The Northam by-election arises from the disqualification of independent councillor Giuseppe Rossi under the six-month non-attendance rule. One independent candidate has come forward to succeed him: Timothy Tennant is an artist, doing paintings in the impressionist style which look rather nice on his Instagram. Standing for the Conservatives is Carrie Woodhouse, who contested Westward Ho! ward in the 2019 Torridge elections. UKIP have not returned. The Lib Dem candidate Sam Newman-McKie has previous local government experience, having sat on Winchester council in Hampshire from 2011 to 2016; she is now a Northam town councillor. Completing the ballot paper are Jen Radford for Labour and Wendy Lo-Vel for the Green Party (which won a seat in the former Northam ward, way back in 2007).

Parliamentary constituency: Torridge and West Devon
Devon county council division: Northam
ONS Travel to Work Area: Bideford
Postcode district: EX39

Wendy Lo-Vel (Grn)
Sam Newman-McKie (LD)
Jen Radford (Lab)
Timothy Tennant (Ind)
Carrie Woodhouse (C)

May 2019 result Ind 783/602/539 C 381/372/296 UKIP 305 LD 255 Lab 214/209/175
Previous results in detail

If you enjoyed these previews, there are many more like them – going back to 2016 – in the Andrew’s Previews books, which are available to buy now (link) and would make an excellent Christmas present for the discerning psephologist.
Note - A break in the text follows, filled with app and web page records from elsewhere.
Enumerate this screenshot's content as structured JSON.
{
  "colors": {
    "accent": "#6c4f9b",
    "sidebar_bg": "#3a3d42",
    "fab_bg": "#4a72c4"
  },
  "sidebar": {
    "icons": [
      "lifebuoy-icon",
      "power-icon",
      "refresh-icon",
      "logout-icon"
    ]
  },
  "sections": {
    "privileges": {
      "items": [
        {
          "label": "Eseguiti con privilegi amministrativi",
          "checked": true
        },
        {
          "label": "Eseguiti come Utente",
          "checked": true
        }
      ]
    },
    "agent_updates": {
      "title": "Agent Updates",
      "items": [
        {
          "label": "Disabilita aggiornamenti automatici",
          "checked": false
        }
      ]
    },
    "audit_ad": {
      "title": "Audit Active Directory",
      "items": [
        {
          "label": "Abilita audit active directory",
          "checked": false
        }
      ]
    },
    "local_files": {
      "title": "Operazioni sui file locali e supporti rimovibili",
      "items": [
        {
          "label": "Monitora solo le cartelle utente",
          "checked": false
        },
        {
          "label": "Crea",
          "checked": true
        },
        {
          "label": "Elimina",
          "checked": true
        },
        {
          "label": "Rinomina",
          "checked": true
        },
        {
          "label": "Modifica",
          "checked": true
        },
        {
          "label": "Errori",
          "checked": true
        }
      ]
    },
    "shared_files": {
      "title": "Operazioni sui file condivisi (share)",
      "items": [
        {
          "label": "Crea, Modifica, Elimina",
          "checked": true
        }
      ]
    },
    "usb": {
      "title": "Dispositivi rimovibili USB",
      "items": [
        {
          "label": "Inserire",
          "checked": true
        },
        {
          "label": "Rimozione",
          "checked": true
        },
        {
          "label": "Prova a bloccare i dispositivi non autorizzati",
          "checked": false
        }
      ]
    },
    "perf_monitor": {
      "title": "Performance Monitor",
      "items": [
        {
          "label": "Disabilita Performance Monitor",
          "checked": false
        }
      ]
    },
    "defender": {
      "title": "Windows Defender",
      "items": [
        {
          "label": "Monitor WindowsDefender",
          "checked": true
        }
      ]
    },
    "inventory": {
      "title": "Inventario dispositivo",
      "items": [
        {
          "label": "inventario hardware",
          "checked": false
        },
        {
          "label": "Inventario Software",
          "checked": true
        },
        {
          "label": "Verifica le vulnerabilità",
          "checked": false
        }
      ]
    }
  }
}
You can also support future previews by donating to the Local Elections Archive Project (link).

Andrew Teale